No matter how far G-d seems. When it looks like G-d has shut the door on me this will not stop my sincere efforts to return to G-d. When I do this G-d will welcome me back. For I have a piece of G-d’s soul in me that was given to me as a gift from HaShem on Mount Sinai.
The eighth plague was a huge swarm of locusts that decimated Egypt’s extensive grain fields.
[Moses said to Pharaoh,] “For if you refuse to send forth My people, I will bring locusts.” Exodus 10:4
The fact that G‑d warned Pharaoh that he would be punished for not obeying Moses’ demand means that the door to repentance was still open. True, G‑d had made Pharaoh stubborn, but that just meant that it was difficult for him to repent. Had Pharaoh summoned the inner strength to listen to his conscience, he still could have let the Jews go and spared himself and his country the impending ruin.
The lessons for us are as follows: First, no matter how estranged we may feel from G‑d, even if it seems as though G‑d has shut the door on us, nothing can resist our sincere efforts to return to Him. The apparent estrangement exists only in order to inspire us to summon a deeper, more powerful resolve.

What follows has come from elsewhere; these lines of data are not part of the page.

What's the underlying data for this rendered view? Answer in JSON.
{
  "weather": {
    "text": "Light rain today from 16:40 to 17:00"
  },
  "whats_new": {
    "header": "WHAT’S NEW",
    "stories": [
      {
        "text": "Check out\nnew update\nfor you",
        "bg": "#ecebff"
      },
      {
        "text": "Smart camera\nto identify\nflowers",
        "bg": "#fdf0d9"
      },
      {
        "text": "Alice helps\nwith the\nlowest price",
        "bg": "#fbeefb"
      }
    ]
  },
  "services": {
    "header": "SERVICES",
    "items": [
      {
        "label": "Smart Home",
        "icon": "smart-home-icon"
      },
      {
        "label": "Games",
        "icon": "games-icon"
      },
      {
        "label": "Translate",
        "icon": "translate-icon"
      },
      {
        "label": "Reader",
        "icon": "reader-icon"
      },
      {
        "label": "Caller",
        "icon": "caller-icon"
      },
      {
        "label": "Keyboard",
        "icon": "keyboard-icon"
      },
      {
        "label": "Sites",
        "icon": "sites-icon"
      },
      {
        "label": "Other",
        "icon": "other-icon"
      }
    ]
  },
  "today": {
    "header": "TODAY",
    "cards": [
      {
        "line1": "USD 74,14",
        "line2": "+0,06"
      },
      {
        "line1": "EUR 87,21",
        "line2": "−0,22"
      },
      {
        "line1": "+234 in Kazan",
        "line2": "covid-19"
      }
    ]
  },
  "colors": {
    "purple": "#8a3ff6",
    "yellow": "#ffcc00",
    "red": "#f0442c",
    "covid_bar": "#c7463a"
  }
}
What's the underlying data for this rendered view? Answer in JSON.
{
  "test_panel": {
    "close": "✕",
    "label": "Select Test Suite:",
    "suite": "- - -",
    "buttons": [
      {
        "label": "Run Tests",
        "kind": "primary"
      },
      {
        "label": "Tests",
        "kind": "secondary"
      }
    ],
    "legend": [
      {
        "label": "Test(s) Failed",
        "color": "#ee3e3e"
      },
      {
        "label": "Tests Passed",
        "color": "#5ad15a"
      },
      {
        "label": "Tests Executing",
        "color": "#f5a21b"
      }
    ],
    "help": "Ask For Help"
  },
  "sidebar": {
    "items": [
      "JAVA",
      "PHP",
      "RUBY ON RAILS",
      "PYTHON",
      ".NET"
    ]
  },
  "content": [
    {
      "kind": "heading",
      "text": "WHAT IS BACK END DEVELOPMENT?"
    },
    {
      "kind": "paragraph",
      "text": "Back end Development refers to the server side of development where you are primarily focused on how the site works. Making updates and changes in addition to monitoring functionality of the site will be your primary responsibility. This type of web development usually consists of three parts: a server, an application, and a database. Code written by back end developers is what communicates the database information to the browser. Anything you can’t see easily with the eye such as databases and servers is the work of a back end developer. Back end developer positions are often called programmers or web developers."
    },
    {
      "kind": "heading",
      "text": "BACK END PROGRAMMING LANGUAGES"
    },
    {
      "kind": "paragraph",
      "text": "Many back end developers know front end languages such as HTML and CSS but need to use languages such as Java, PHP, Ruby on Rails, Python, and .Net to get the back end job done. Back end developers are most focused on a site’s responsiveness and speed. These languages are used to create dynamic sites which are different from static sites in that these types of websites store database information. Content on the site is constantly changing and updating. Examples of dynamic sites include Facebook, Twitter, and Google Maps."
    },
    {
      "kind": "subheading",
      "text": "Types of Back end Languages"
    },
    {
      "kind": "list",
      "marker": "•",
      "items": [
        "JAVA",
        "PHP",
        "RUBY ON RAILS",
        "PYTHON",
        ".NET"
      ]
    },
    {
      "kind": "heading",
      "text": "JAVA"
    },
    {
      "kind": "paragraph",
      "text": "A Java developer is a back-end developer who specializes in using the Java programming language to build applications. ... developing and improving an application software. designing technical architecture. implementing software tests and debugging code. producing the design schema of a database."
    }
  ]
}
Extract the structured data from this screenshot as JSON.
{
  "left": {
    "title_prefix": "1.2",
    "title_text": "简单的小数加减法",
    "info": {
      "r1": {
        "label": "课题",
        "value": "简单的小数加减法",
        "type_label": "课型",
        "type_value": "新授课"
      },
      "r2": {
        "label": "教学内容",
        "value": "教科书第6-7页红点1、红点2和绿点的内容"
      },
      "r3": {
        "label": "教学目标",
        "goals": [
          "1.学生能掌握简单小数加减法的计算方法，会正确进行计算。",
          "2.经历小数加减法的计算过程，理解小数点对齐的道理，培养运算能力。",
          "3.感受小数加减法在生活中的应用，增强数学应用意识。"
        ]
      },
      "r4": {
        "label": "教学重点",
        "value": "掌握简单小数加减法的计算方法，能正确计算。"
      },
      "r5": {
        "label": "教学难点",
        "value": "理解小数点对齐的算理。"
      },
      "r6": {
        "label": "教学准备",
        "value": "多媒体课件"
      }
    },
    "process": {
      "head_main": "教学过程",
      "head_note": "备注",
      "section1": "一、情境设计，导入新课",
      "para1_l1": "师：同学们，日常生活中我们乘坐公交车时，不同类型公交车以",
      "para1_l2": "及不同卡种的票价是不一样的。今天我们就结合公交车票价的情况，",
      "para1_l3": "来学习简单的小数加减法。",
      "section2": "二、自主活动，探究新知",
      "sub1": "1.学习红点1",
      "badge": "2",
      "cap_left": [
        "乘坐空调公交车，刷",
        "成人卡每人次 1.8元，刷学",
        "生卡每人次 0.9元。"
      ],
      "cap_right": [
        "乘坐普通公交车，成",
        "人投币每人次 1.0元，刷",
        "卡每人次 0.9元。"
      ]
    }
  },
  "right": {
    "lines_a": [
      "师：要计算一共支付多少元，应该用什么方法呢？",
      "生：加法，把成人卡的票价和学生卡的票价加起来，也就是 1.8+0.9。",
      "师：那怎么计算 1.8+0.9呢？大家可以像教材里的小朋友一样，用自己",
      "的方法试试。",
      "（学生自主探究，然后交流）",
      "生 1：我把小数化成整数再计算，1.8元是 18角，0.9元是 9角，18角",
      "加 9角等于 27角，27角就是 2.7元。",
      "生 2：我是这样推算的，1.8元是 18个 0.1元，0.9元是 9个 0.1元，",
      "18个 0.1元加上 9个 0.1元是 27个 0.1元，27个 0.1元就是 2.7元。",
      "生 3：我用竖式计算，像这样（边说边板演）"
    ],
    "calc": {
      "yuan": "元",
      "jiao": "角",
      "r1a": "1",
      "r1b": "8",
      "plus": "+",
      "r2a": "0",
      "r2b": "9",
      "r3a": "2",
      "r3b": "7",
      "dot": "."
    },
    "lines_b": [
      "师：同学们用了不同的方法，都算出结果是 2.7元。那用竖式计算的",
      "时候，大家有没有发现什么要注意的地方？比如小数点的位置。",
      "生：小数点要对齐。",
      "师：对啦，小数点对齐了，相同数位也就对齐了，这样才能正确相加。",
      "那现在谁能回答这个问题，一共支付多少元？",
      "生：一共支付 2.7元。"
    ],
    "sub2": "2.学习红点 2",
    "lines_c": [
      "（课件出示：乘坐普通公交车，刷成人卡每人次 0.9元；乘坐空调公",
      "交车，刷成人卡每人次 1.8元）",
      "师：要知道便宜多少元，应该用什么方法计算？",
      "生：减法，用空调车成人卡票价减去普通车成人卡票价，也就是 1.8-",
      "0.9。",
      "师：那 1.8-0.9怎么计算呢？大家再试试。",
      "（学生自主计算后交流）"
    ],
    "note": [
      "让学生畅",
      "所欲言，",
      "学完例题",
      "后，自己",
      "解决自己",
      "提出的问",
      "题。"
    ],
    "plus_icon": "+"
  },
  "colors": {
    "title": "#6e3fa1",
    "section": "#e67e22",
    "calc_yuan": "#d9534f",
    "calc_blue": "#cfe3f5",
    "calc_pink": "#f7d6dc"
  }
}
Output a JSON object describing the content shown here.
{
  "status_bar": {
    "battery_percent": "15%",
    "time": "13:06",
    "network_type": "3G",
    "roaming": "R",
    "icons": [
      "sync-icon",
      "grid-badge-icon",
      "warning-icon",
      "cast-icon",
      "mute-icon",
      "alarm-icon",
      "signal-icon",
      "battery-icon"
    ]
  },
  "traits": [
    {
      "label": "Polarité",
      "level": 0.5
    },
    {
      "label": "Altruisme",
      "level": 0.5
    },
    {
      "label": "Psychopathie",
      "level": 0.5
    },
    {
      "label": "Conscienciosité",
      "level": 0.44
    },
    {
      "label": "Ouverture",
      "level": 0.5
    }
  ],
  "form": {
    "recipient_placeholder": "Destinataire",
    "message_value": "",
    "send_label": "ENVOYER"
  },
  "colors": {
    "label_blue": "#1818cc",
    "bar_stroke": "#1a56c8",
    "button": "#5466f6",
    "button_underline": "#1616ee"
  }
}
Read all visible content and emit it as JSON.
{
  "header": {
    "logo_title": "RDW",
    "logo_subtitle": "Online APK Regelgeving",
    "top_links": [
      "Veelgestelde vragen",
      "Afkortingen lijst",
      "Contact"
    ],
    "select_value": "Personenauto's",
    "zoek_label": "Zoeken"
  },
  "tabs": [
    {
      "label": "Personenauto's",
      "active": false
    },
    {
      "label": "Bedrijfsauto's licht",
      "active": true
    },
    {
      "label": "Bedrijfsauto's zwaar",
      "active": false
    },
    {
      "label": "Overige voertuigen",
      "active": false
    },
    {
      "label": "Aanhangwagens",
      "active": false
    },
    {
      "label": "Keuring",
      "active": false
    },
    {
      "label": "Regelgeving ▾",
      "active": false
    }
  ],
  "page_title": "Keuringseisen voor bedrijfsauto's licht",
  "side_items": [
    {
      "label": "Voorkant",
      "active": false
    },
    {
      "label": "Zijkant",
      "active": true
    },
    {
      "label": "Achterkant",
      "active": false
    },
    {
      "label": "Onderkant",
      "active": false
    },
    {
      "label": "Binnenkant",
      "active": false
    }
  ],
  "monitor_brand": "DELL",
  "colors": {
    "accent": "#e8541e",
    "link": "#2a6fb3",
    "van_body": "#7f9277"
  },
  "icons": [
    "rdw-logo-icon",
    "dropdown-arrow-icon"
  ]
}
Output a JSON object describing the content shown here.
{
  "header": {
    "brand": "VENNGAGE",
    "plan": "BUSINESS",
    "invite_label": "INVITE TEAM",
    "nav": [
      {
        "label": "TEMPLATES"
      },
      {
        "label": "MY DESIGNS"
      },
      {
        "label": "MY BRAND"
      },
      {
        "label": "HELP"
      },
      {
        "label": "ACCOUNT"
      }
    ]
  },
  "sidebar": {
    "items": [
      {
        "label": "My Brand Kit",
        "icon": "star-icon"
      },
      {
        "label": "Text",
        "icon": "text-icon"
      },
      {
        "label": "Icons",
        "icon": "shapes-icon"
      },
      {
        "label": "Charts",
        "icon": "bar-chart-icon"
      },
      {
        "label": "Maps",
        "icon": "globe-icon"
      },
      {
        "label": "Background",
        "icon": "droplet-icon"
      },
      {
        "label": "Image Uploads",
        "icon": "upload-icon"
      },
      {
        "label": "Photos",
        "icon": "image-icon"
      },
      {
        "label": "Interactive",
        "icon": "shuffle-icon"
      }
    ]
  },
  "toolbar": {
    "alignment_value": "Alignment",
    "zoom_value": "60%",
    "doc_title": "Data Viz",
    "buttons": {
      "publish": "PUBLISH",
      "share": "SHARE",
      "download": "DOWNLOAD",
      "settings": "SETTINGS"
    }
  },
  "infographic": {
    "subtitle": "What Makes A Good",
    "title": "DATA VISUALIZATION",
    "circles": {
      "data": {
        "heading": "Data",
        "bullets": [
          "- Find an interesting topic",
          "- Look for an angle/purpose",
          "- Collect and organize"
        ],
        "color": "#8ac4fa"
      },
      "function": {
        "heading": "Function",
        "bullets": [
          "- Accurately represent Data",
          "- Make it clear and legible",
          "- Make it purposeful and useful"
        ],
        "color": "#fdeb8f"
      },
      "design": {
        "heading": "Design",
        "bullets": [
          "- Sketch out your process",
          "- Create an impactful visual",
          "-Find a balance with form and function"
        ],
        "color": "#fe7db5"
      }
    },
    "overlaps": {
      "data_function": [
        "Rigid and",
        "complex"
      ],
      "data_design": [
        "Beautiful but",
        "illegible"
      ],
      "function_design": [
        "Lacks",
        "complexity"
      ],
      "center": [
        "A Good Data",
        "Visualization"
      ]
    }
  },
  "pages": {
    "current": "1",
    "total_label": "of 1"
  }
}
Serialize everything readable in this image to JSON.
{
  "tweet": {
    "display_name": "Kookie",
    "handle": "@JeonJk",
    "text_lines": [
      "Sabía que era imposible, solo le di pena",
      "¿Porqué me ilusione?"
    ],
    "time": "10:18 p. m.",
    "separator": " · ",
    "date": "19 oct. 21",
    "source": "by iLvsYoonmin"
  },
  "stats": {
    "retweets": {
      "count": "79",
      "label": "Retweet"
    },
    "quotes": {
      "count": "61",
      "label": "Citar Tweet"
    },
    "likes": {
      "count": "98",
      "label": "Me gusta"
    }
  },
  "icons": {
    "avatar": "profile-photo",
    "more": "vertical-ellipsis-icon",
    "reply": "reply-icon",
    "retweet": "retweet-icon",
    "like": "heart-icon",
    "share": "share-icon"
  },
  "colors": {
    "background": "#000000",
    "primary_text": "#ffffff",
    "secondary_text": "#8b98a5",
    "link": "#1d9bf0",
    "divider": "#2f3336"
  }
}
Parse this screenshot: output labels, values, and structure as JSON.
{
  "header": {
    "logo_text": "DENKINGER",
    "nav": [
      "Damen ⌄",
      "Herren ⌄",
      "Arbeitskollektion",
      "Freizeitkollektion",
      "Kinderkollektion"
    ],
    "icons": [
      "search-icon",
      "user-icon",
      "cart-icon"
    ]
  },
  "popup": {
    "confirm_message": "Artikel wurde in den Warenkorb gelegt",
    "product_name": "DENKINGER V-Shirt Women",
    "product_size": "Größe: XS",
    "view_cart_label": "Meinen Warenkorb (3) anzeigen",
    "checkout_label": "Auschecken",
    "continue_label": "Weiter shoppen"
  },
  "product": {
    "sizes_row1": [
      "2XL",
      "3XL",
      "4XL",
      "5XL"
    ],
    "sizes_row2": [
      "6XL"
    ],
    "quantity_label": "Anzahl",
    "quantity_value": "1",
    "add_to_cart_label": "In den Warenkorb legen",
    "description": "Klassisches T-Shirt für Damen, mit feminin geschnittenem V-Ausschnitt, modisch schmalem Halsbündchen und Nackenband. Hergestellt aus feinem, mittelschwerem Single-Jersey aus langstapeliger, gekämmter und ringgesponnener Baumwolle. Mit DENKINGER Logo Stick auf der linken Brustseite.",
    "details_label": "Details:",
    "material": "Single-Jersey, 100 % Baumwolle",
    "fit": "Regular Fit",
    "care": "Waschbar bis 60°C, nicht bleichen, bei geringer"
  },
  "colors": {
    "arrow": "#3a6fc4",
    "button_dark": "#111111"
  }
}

Second, no matter how far another person may seem to have strayed from G‑d, we must never despair of him. With true love and friendship, we can encourage him to mend his ways, and with G‑d’s help he will come back to his true, inner self.1Likutei Sichot, vol. 6, pp. 64–68.